What’s even better is I own the bail bond location near my prison. A huge margin here. You gotta vertically integrate if you want the big bucks.
Any other tips?
I give out stock options in my prison company to almost every judge I work with. This gives the judge incentives to give these criminals harsh sentences and rewards them financially when we do well. People respond to incentives. Remember that as an entrepreneur.
Why not cash in an envelope?
I’m not a criminal.
Can the work release crews also stop by the judge’s home for yard work?
This is a great prison I own. Two thousand beds netting me around $200,000 in revenue per day. Always at 90% occupancy or better. I’m friends with the local judge. He sends all convicts my way. Great guy. Just got drinks with him last night. Partner with people you trust!
I can’t understand why there’s so much hate toward for-profit prisons.
People who complain are jealous losers.
Have you looked into female prisons? They tend to have low operational risks.
I own women prisons. My guards love working at women prisons over men’s for various reasons. One reason is the favors that women prisoners perform on the guards for things like new clothes, blankets, electronics, etc.

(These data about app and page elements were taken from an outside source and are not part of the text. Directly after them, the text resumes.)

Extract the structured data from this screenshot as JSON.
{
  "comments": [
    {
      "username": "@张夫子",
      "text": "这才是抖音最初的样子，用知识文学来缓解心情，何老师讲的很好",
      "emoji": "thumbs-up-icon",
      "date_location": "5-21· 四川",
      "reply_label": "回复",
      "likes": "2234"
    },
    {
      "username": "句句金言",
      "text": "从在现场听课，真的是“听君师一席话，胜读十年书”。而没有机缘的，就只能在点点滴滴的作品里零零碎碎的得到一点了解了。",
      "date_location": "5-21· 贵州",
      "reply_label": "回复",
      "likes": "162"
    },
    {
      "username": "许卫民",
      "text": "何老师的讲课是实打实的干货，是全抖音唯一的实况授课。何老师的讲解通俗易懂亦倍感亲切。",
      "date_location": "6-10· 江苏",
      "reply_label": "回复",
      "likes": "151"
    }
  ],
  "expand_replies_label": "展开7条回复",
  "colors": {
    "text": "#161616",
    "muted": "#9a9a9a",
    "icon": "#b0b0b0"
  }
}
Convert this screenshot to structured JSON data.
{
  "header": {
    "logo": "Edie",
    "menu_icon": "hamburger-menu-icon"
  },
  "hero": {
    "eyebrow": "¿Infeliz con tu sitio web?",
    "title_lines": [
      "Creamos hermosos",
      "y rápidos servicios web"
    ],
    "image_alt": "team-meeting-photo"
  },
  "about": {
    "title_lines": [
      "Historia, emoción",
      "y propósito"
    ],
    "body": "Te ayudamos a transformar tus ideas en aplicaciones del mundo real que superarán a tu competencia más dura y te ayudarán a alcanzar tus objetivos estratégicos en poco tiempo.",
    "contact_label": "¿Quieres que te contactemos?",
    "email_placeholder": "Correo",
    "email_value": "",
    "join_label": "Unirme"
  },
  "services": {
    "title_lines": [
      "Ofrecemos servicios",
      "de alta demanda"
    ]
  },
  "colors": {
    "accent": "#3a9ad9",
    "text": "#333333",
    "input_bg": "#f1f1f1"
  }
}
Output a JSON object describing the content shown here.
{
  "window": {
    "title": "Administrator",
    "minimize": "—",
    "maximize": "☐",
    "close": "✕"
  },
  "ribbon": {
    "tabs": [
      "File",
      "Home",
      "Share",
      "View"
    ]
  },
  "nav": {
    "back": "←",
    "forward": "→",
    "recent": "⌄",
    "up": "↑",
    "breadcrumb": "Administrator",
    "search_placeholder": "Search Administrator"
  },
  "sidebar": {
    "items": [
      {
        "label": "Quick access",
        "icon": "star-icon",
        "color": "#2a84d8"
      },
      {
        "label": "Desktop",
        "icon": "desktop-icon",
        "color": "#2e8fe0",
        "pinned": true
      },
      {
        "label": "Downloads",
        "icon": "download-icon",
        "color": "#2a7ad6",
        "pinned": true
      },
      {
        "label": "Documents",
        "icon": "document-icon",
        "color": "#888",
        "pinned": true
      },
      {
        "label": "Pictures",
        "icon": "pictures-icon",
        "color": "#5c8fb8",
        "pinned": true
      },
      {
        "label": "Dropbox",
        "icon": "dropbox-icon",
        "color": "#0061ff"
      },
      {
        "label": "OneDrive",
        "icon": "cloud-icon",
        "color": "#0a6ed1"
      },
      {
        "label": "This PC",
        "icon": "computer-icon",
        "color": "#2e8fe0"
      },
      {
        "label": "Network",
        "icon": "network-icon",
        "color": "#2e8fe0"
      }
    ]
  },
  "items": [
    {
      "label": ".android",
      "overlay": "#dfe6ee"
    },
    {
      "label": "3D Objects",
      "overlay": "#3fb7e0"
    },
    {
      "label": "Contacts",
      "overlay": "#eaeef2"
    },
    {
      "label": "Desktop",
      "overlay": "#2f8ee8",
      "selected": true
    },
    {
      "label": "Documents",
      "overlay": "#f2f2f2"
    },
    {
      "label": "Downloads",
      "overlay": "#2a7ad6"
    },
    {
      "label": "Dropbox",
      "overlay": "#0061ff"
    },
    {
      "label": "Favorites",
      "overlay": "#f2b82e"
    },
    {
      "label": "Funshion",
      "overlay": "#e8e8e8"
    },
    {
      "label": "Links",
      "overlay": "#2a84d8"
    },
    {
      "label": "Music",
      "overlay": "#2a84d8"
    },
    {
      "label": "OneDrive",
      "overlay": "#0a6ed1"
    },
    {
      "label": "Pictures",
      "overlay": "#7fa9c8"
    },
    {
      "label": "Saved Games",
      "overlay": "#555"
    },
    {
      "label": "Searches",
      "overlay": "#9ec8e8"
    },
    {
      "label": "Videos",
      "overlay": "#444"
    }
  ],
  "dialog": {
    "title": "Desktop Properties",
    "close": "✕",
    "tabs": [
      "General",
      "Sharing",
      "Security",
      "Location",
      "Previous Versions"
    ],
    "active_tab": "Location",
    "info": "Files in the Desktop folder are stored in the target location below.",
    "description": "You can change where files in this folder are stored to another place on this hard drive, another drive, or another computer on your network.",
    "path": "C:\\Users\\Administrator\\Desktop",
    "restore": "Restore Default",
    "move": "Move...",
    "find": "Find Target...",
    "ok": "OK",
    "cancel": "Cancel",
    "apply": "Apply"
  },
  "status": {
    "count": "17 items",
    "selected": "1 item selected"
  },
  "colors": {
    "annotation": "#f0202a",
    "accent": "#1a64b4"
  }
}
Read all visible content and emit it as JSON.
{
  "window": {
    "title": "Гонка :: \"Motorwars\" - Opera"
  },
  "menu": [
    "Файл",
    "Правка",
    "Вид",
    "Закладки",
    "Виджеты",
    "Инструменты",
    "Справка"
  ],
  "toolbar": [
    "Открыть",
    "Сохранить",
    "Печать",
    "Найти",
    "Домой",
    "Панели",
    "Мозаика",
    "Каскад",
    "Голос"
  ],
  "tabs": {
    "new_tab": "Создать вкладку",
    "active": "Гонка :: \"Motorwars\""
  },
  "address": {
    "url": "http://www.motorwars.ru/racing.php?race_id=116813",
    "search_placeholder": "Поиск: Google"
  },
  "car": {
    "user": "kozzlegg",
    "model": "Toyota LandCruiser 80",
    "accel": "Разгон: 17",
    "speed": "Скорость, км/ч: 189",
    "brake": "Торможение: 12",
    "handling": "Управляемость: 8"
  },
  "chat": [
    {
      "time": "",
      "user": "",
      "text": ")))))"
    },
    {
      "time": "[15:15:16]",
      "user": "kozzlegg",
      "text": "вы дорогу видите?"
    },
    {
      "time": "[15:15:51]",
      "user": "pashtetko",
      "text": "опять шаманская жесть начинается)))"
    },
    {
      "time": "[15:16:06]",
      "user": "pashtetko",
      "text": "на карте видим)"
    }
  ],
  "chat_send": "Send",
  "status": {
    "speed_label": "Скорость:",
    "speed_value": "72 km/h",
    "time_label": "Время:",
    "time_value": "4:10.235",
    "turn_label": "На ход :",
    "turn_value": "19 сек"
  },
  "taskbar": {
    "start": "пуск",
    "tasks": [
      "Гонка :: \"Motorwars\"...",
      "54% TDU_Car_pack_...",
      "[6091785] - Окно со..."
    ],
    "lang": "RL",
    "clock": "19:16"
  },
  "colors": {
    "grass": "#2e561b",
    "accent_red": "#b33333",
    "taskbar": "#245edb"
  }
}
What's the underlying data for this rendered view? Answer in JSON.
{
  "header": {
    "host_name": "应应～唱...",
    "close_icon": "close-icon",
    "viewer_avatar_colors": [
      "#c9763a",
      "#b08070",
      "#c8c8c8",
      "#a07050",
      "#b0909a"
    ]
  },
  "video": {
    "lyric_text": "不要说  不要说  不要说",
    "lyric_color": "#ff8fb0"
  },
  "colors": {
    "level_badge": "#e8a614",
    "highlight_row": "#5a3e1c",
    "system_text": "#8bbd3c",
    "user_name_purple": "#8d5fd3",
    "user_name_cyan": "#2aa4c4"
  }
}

By perform, do you mean song and dance routines?
Just the way the system works.
The women’s prison also does not need to hire additional kitchen staff.
Commodity businesses are usually very tough and cyclical. But when you can control the supply of a commodity, you control the risk and the profits. This is why I become best friends with the judges and lawmakers. My commodities are humans. I control them from start to finish. My investors are very happy with the profits and dividends every quarter.
Would you say you provide human storage units?
My favorite prison I own is one located in the heart of rural Texas. We perform capital punishment with prisoners on death row. On average, we are paid $250,000 per euthanization. The cost is only $10,000. Huge margins.
You’re making a lot of money–
Wait until you see the margins on the drug manufacturers and patent holders who make these drugs that euthanize my prisoners.
The drugs for that are too expensive. No one would probably know if you swapped them out for Round-Up and vodka.
The amount of auditing that goes into capital punishment is very slim to none. I’ll just leave that there.
Did it really cost $10k to do a lethal injection?
Do you want to know how much propofol and potassium cost?
What do you say to those who think your business is profiting from human pain and suffering?
Have fun staying poor.
What would you say to someone who wants to be a prison investor?
Do you have the balls to lobby judges and defund schools, so crime continues to be a good business model? Only a select few are built like me. If you want to make real money, you gotta do the stuff no one wants to do. Sweaty, hard, blue-collar work. It took me eight years to hit my first million and buy my first prison. I worked as a guard and made it to the top. It wasn’t pretty. I stayed up countless nights making sure the systems I bought worked. Sweat, blood, and equity.
For more good wealth-building advice on prison investing, see prison1investor
. He knows what he’s talking about.